Those who have seen her work immediately notice its ‘open’, soft character. Organic, predominantly white shapes, appear to flow naturally into each other. This changes under the influence of glancing light. Consequently her pieces change from moment to moment, giving the impression during the day of ‘breathing’. Merian’s art has its origins in the beautiful, natural environment of ‘Het Groene Hart’, an area located within the center of Holland. This is where she grew up, surrounded by stylized grasslands, glittering waterways, whimsical pollard willows and endless, cloudy skies.
Merian often combines various disciplines in her work. Her reliefs result from a sculptural approach to the flat surface. She uses different materials to experiment with lines, from soft to hard. This is not only visible in the end result, but also in printing and casting molds that she makes from linoleum, wood, steel and silicone rubber. She has also developed her own unique working method on canvas. Fabric is stretched, stitched and filled until the desired shape appears. Mixed media are used to merge the material into one image.

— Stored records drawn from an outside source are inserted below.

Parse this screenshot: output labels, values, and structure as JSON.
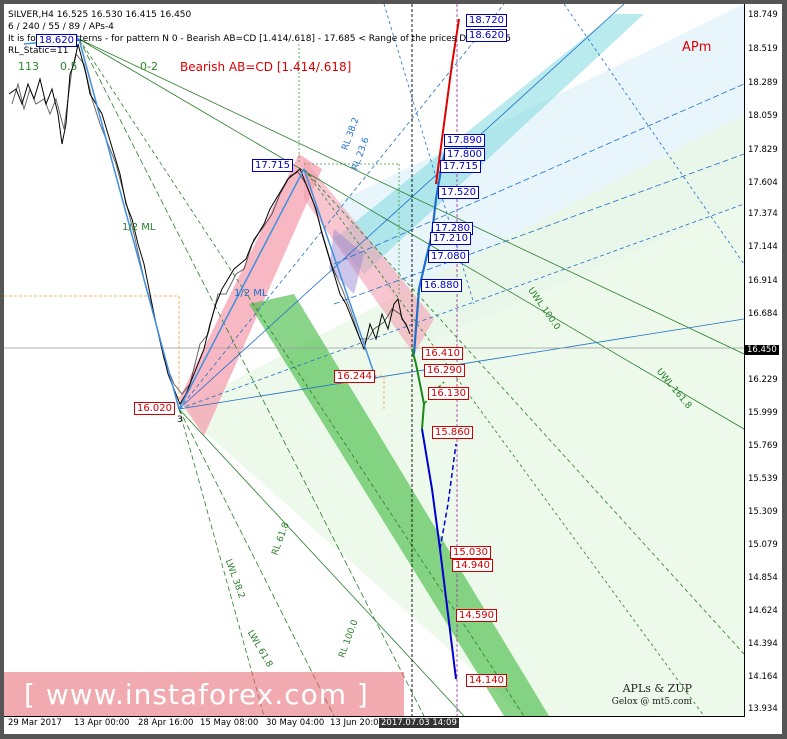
{
  "header": {
    "line1": "SILVER,H4  16.525 16.530 16.415 16.450",
    "line2": "6 / 240 / 55 / 89 / APs-4",
    "line3": "It is found 1 patterns  -  for pattern N 0 - Bearish AB=CD [1.414/.618] - 17.685 < Range of the prices D < 18.315",
    "line4": "RL_Static=11",
    "fibo_left": "113",
    "fibo_mid": "0.5",
    "fibo_right": "0-2",
    "pattern_label": "Bearish AB=CD [1.414/.618]",
    "apm": "APm"
  },
  "y_axis": {
    "ticks": [
      "18.749",
      "18.519",
      "18.289",
      "18.059",
      "17.829",
      "17.604",
      "17.374",
      "17.144",
      "16.914",
      "16.684",
      "16.450",
      "16.229",
      "15.999",
      "15.769",
      "15.539",
      "15.309",
      "15.079",
      "14.854",
      "14.624",
      "14.394",
      "14.164",
      "13.934"
    ],
    "current_price": "16.450"
  },
  "x_axis": {
    "labels": [
      "29 Mar 2017",
      "13 Apr 00:00",
      "28 Apr 16:00",
      "15 May 08:00",
      "30 May 04:00",
      "13 Jun 20:00",
      "2017.07.03 14:09"
    ]
  },
  "levels_blue": [
    "18.720",
    "18.620",
    "17.890",
    "17.800",
    "17.715",
    "17.520",
    "17.280",
    "17.210",
    "17.080",
    "16.880"
  ],
  "levels_red": [
    "16.410",
    "16.290",
    "16.130",
    "15.860",
    "15.030",
    "14.940",
    "14.590",
    "14.140"
  ],
  "pivots": {
    "top_left": "18.620",
    "peak": "17.715",
    "low": "16.020",
    "low2": "16.244"
  },
  "lines_text": {
    "ml_upper": "1/2 ML",
    "ml": "1/2 ML",
    "uwl": "UWL 100.0",
    "uwl2": "UWL 161.8",
    "lwl": "LWL 38.2",
    "lwl2": "LWL 61.8",
    "rl": "RL 100.0",
    "rl2": "RL 61.8",
    "rl3": "RL 38.2",
    "rl4": "RL 23.6"
  },
  "watermark": "[  www.instaforex.com  ]",
  "credit1": "APLs & ZUP",
  "credit2": "Gelox @ mt5.com",
  "colors": {
    "cyan_band": "#7fd8e0",
    "green_band": "#5ec85e",
    "pink_band": "#f4a0b0",
    "red_level": "#d00000",
    "blue_level": "#0000c0"
  }
}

Merian’s love for relief arose in her first year at the academy, when she painted over in white one of her paintings and the glancing light brought the imperfections on the canvas to life. During the same period, she left an etching plate in acid for too long and subsequently decided to make a print without ink. This led to her fascination with the play of light and shadow: the serenity of the smooth surface with a subtle contrast here and there that radiates tranquility and quiets the image. The images trigger a desire to touch them. Consequently she calls her work ’tangibles’.
Merian’s language of form is organic, recognizable and strongly guided by intuition and sensitivity. Her images are figurative but not realistic. They are often silhouettes, shadows or mirror images that are related to reality but with great care reduced to a few flowing lines and volumes. They are reminiscent of the fleeting nature of our perception and memory, of images that we may want to hold on to but that fade, in any case, over time. By capturing the essence in form, Merian creates space for personal interpretation.
Lady Justice is at odds with Merian’s refined reliefs, but it is also unmistakably hers. Lady Justice is a robust, larger-than-life sculpture made for a Rotterdam law firm. Use of old dowels from Rotterdam Harbor were a physical and emotional challenge. She was forced to let the original design go, to allow the image to emerge of itself. She later used this ‘letting go’ as a starting point in the design for the wall-filling installation at the entrance to Bresc’s new business premises in Werkendam.
Merian abstracts not only human figures but also the human environment, nature and architecture, all in her own unique way. An example is her Skyline Rotterdam, lasered from one piece of stainless steel. The piece mirrors the Maasboulevard in the Kop van Zuid with a deliberate interplay of lines. She is currently working on a series of works about Rotterdam, the city where she studied and lived for several years. A solo exhibition of this will appear at Arte de la ley, a new location for contemporary art in Rotterdam, in the spring of 2024.